Acknowledgments xiii Introduction 1 CHAPTER ONE Victorian Childhoods and Two Victorian Children 21 The Education of Nellie Dowell 23 The Apprenticeship of Muriel Lester 57 Conclusions: The Challenges of Unlearning 75 CHAPTER TWO Capitalism, from Below and Down Under: The Global Traffic in Matches and Match Girls 77 The Work of the Match Girl in Victorian Culture 79 How Match Factory Women Became Match Girls 85 Match Girls' Militant: Why the Bell's Match Factory Strike of 1893/94 Failed 95 Metropolitan Match Girls Abroad: Immoral Circulations of Matches and Match Girls 104 Conclusions 130 CHAPTER THREE "Being a Christian" in Edwardian Britain 135 "God Is Love" 137 Foundational Fables, Ethical Awakening 154 God's Empire 171 From Paupers to Citizens 177 Conclusions 181 CHAPTER FOUR Body Biographies in War and Peace 184 Taking Nellie's Temperature 186 Narrating Nellie 190 "You don't look near so well really" 201 Muriel Lester's Spiritual Therapeutics 212 Bodies at War 219 Grammars of Difference, Erotics of Illness in Nellie's Letters to Muriel 226 "Why it is I don't know" 237 Conclusions: Dialects for the Heart 252 CHAPTER FIVE Love and Christian Revolution 256 Henry Lester's Gift 261 Feminisms at War 274 Reconciliation and Christian Revolution 288 "Love your enemies, bless them that curse you" 301 Telling the Truth, Becoming an Heiress 315 Conclusions 328 Afterlives 330 Manuscript Sources 353 Notes 357 Index 435.

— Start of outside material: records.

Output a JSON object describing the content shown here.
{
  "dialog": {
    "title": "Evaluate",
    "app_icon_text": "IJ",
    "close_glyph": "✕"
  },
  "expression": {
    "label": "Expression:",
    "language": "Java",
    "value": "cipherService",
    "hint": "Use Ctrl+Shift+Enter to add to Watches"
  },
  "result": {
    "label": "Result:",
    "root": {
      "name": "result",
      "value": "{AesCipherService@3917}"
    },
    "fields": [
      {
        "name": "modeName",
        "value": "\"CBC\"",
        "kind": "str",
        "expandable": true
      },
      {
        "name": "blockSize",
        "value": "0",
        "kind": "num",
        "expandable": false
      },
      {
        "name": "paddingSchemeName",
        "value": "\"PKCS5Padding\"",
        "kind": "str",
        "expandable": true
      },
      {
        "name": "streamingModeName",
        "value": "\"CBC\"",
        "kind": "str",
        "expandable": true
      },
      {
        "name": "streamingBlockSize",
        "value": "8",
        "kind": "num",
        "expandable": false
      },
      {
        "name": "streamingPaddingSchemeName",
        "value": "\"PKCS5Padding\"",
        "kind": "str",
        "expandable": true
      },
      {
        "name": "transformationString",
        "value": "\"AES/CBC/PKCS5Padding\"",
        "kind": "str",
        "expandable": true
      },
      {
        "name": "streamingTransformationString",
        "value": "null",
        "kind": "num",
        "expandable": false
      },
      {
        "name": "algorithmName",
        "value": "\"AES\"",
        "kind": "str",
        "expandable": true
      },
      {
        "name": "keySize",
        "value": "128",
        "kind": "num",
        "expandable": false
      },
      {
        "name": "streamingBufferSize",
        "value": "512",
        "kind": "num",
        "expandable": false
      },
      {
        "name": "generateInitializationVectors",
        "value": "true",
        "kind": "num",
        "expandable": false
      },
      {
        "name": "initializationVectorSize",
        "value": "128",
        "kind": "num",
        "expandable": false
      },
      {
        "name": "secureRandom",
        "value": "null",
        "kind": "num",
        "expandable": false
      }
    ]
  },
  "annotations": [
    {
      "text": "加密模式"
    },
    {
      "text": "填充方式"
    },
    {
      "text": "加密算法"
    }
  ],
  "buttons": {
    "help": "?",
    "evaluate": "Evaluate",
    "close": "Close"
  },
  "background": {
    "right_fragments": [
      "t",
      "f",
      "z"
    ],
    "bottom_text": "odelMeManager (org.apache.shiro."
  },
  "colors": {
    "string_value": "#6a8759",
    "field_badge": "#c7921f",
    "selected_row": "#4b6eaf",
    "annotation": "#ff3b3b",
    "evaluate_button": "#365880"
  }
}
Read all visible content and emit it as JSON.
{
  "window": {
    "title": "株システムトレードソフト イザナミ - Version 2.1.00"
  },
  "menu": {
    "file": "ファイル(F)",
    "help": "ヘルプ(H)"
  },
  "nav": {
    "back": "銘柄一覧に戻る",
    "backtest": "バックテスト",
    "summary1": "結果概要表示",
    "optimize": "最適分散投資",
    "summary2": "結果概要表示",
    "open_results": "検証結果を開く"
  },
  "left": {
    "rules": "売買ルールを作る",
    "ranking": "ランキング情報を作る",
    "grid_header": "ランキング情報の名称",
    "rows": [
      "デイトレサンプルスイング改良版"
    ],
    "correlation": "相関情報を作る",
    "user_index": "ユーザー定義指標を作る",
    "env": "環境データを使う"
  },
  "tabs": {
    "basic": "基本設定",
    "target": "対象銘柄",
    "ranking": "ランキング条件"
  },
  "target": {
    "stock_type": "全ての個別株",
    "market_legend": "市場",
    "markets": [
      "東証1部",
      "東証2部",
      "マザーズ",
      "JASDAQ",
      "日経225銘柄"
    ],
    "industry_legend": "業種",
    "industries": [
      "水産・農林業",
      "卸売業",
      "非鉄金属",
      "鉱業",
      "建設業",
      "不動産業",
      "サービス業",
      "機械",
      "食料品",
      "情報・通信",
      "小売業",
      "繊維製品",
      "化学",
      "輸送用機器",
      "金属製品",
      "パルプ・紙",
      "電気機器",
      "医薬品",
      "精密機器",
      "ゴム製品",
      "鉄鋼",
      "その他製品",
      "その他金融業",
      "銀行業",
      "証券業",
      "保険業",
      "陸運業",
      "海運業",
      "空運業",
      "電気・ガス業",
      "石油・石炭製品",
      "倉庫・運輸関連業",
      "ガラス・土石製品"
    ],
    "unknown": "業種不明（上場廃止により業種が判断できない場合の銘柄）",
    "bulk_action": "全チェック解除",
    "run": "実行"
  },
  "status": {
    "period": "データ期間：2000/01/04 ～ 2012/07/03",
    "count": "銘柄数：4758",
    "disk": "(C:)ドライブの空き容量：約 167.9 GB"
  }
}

(source: Nielsen Book Data)
Nellie Dowell was a match factory girl in Victorian London who spent her early years consigned to orphanages and hospitals. Muriel Lester, the daughter of a wealthy shipbuilder, longed to be free of the burden of money and possessions. Together, these unlikely soulmates sought to remake the world according to their own utopian vision of Christ's teachings. The Match Girl and the Heiress paints an unforgettable portrait of their late-nineteenth-century girlhoods of wealth and want, and their daring twentieth-century experiments in ethical living in a world torn apart by war, imperialism, and industrial capitalism. In this captivating book, Seth Koven chronicles how each traveled the globe-Nellie as a spinster proletarian laborer, Muriel as a well-heeled tourist and revered Christian peacemaker, anticolonial activist, and humanitarian. Koven vividly describes how their lives crossed in the slums of East London, where they inaugurated a grassroots revolution that took the Sermon on the Mount as a guide to achieving economic and social justice for the dispossessed. Koven shows how they devoted themselves to Kingsley Hall-Gandhi's London home in 1931 and Britain's first "people's house" founded on the Christian principles of social sharing, pacifism, and reconciliation-and sheds light on the intimacies and inequalities of their loving yet complicated relationship. The Match Girl and the Heiress probes the inner lives of these two extraordinary women against the panoramic backdrop of shop-floor labor politics, global capitalism, counterculture spirituality, and pacifist feminism to expose the wounds of poverty and neglect that Christian love could never heal. (source: Nielsen Book Data)